Wednesday, July 17, 2024

The Solstice installation at Mount Auburn Cemetery in West Cambridge. (Photo: Tom Meek)

The season is upon us: the rush to buy gifts in time, parties galore, saccharine punch bowls, online order shipping woes and more. Here are a couple of ways to sit back, relax and smell the preverbal roses, which I guess in this case would be frankincense and cinnamon-scented pine cones.

Going on at Mount Auburn Cemetery, resting place of the Cabots, Oliver Wendell Holmes, Henry Wadsworth Longfellow and John Wilkes Booth’s brother, Edwin, among other historical names, is the annual Winter Solstice: Reflections of Winter Light (dates vary through Dec. 21; as of Thursday, all dates are sold out, but there are tales of people squeezing into previous sold-out Solstices), where you can walk through a series of engaging light displays set up amid the cemetery’s meticulously manicured horticulture and a riveting light show is projected upon the facade of the Bigelow Chapel, beautifully restored and updated before Covid.

The transformative illumination tour makes for near-psychedelic wonderment, and at some turns have a bit of a Disney Haunted House vibe to them. Lanterns are passed out to strollers to better see, and there are are plenty of staff with green and red lights to help show the way. Along the glowing paths and warmed by heat lamps are picnic tables adorned with spruce sprigs, Adirondack chairs with wool blankets and a cozy cafe stand to get cider, doughnuts and more, as well as a gift shop – pop-up pods that look like rustic tiny house setups.

Winter Solstice may technically be the time the earth is farthest from the sun, but more traditionally it’s a demarcation of change and reflection. Inside the chapel there’s a ceremony of lights in which people can take a candle into the main chamber, light it and take a moment of remembrance for those in their lives lost while listening to string players (violin, viola and bass) perform solo pieces and in concert.

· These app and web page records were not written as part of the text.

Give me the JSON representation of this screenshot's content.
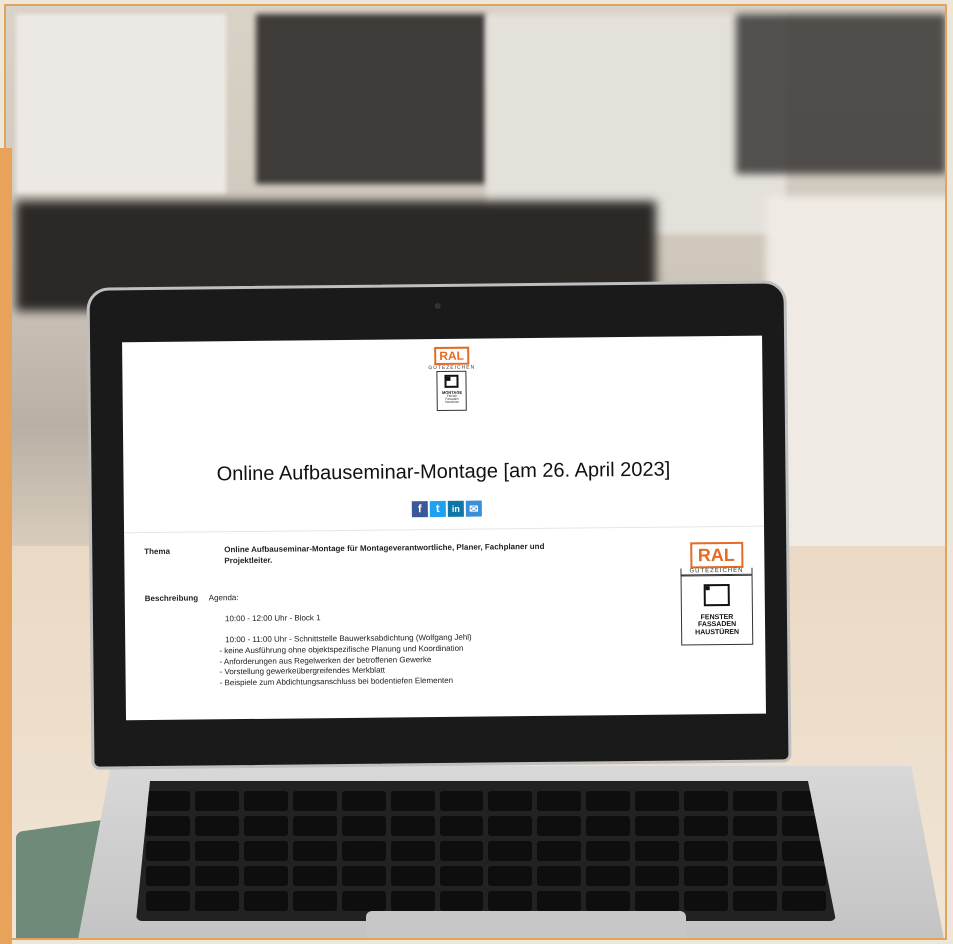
{
  "screen": {
    "logo_top": {
      "ral": "RAL",
      "guetezeichen": "GÜTEZEICHEN",
      "emblem_lines": [
        "MONTAGE",
        "Fenster",
        "Fassaden",
        "Haustüren"
      ]
    },
    "title": "Online Aufbauseminar-Montage [am 26. April 2023]",
    "share": {
      "facebook": "f",
      "twitter": "t",
      "linkedin": "in",
      "email": "✉",
      "colors": {
        "facebook": "#3b5998",
        "twitter": "#1da1f2",
        "linkedin": "#0e76a8",
        "email": "#3a8fd6"
      }
    },
    "thema": {
      "label": "Thema",
      "text": "Online Aufbauseminar-Montage für Montageverantwortliche, Planer, Fachplaner und Projektleiter."
    },
    "beschreibung": {
      "label": "Beschreibung",
      "intro": "Agenda:",
      "block": "10:00 - 12:00 Uhr - Block 1",
      "lines": [
        "10:00 - 11:00 Uhr - Schnittstelle Bauwerksabdichtung (Wolfgang Jehl)",
        "- keine Ausführung ohne objektspezifische Planung und Koordination",
        "- Anforderungen aus Regelwerken der betroffenen Gewerke",
        "- Vorstellung gewerkeübergreifendes Merkblatt",
        "- Beispiele zum Abdichtungsanschluss bei bodentiefen Elementen"
      ]
    },
    "logo_side": {
      "ral": "RAL",
      "guetezeichen": "GÜTEZEICHEN",
      "emblem_lines": [
        "FENSTER",
        "FASSADEN",
        "HAUSTÜREN"
      ]
    },
    "accent_color": "#e56b23"
  }
}
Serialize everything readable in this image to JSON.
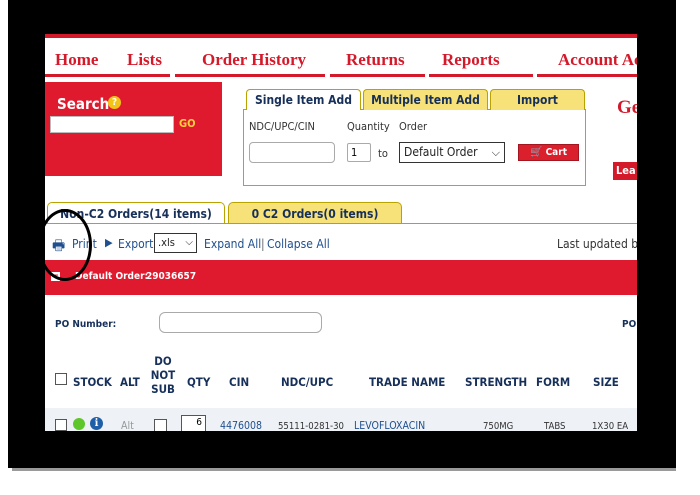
{
  "nav": {
    "items": [
      "Home",
      "Lists",
      "Order History",
      "Returns",
      "Reports",
      "Account Ac"
    ]
  },
  "search": {
    "label": "Search",
    "help_icon": "?",
    "go_label": "GO"
  },
  "item_panel": {
    "tabs": [
      "Single Item Add",
      "Multiple Item Add",
      "Import"
    ],
    "ndc_label": "NDC/UPC/CIN",
    "quantity_label": "Quantity",
    "quantity_value": "1",
    "to_label": "to",
    "order_label": "Order",
    "order_value": "Default Order",
    "cart_label": "Cart"
  },
  "side": {
    "heading": "Ge",
    "button": "Lea"
  },
  "order_tabs": [
    "Non-C2 Orders(14 items)",
    "0 C2 Orders(0 items)"
  ],
  "toolbar": {
    "print": "Print",
    "export": "Export",
    "format": ".xls",
    "expand_all": "Expand All",
    "separator": "|",
    "collapse_all": "Collapse All",
    "last_updated": "Last updated by"
  },
  "order_header": {
    "toggle": "−",
    "label": "Default Order:",
    "number": "29036657"
  },
  "po": {
    "label": "PO Number:",
    "right_label": "PO"
  },
  "columns": [
    "STOCK",
    "ALT",
    "DO NOT SUB",
    "QTY",
    "CIN",
    "NDC/UPC",
    "TRADE NAME",
    "STRENGTH",
    "FORM",
    "SIZE"
  ],
  "row": {
    "alt": "Alt",
    "qty": "6",
    "cin": "4476008",
    "ndc": "55111-0281-30",
    "trade_name": "LEVOFLOXACIN",
    "strength": "750MG",
    "form": "TABS",
    "size": "1X30 EA"
  },
  "colors": {
    "brand_red": "#d4192a",
    "tab_yellow": "#f7e27a",
    "navy_text": "#17305a"
  }
}
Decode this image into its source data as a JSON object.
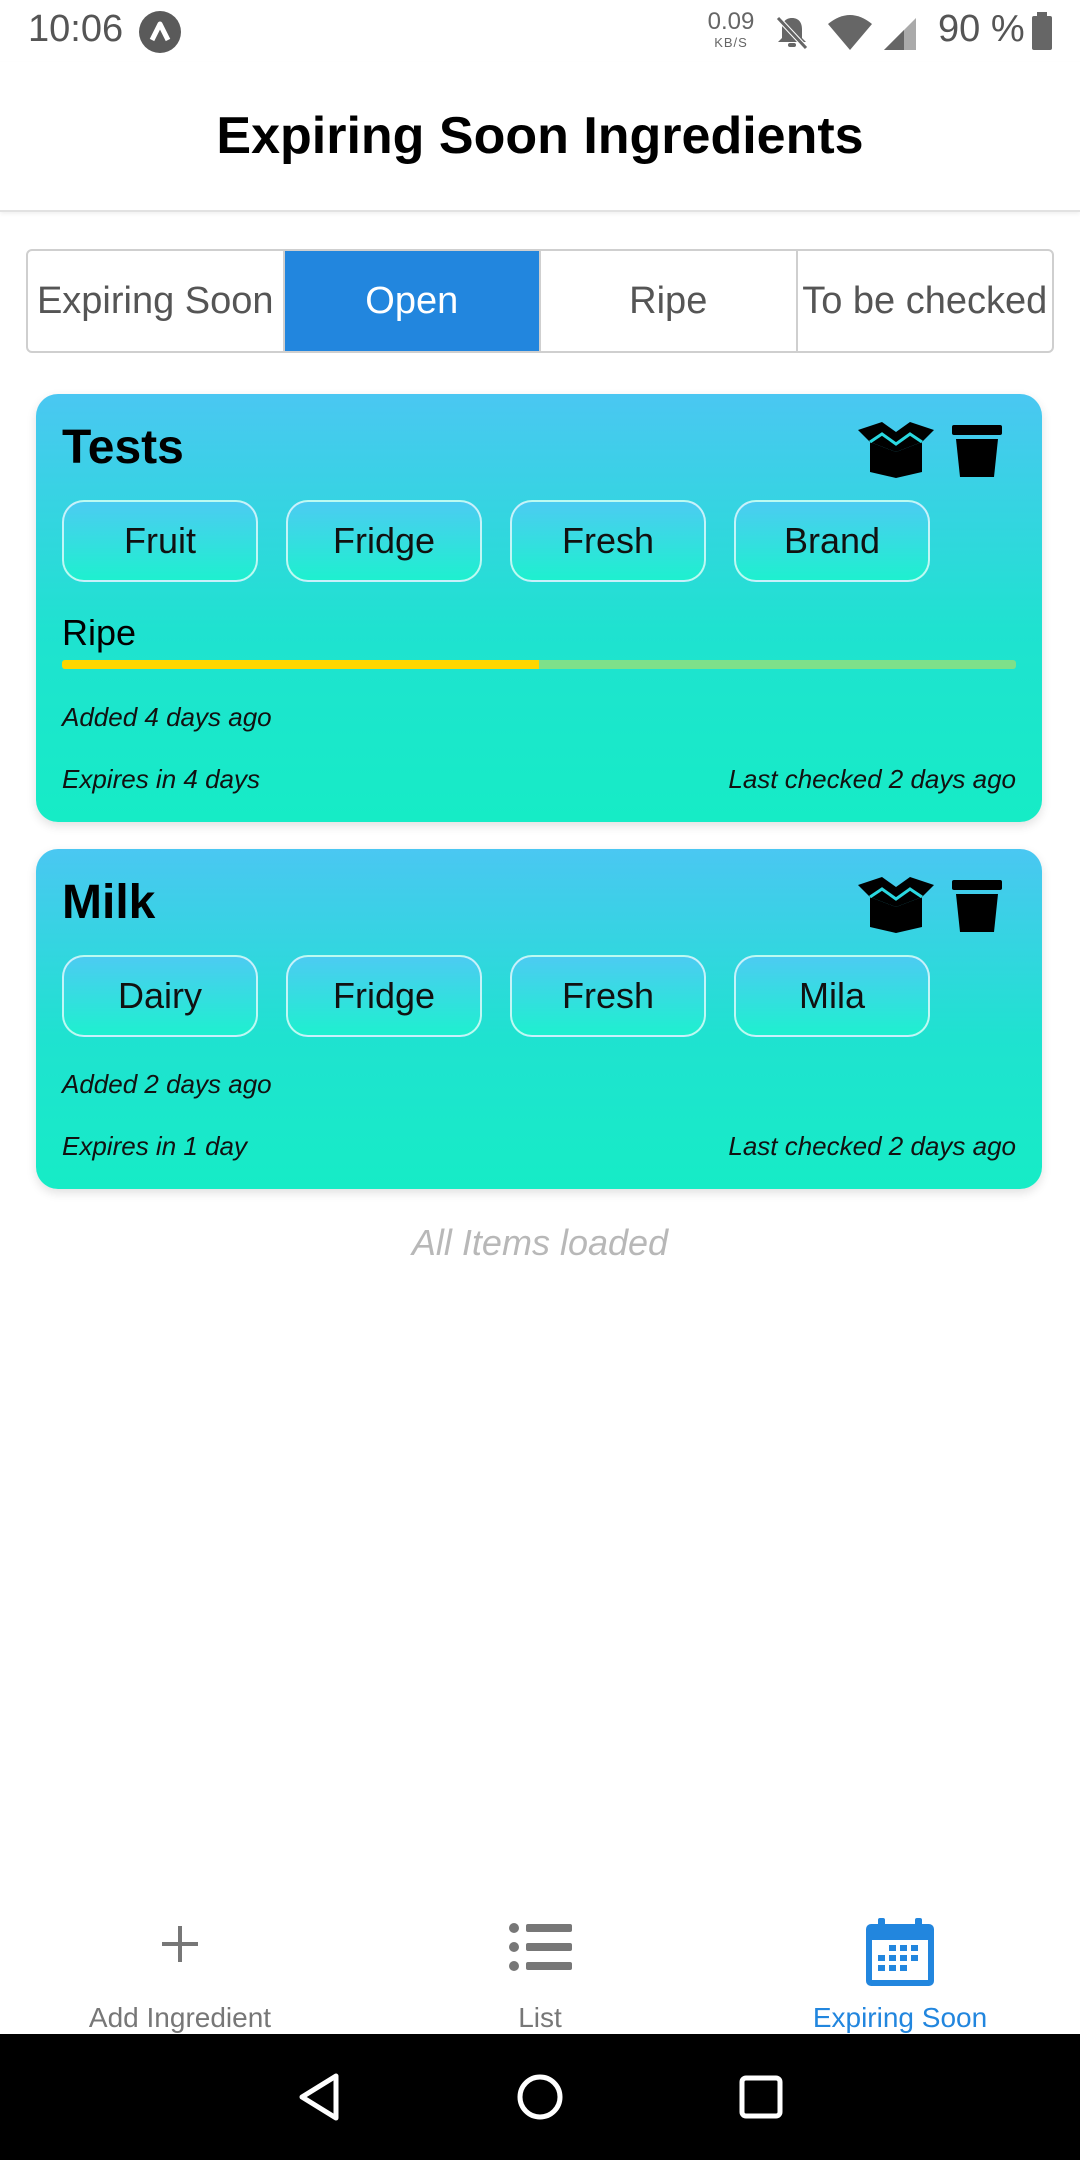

The Winter Solstice program has been going on at Mount Auburn Cemetery for more than 30 years. Ticket are $30, which come with an admittance times from 5 through 8:30 p.m. Some dates have quiet times or are pay-what-you-can – but that’s largely a note to sock away for a year from now, when Solstice is likely to return.

The Maccabee Bar pop-up at Noir in Cambridge’s Harvard Square includes drinks such as the Jewish Christmas. (Photo: Tom Meek)

If you’re still in the festive mood and want to warm up with some Hanukkah eats, head to the Charles Hotel, where longtime cozy spot Noir hosts the Maccabee Bar pop-up. The concept was cooked up in 2018 by bartender Naomi Levy to do something a little off-center of Christmas, raising a glass to seasonal Jewish tradition without being too traditional. On the drink menu are cheeky spins such as the Jewish Christmas – a Chinese-accented spin on an Old Fashioned with sesame-infused rye and Szechuan peppercorns that comes with a movie cel clipped to the rim (because Chinese and a movie equals Jewish Christmas); the Hebrew Hammer, vodka with lemon and raspberry liqueur; the tequila-fueled Oy Wat a Night; Manischewitz Jell-O shots; and drinks with and without alcohol that include potato as a nod to the potato pancakes known as latkes.

Speaking of which: The food specials aren’t vast, but the centerpiece is most pointedly the “untraditional” latkes with traditional condiments (sour cream and dark, thick applesauce). Other intriguing prospects are the grilled scallion hummus, duck confit flatbread and a salmon burger. The pop-up runs every night through the end of the month.

Noir (1 Bennett St., Harvard Square)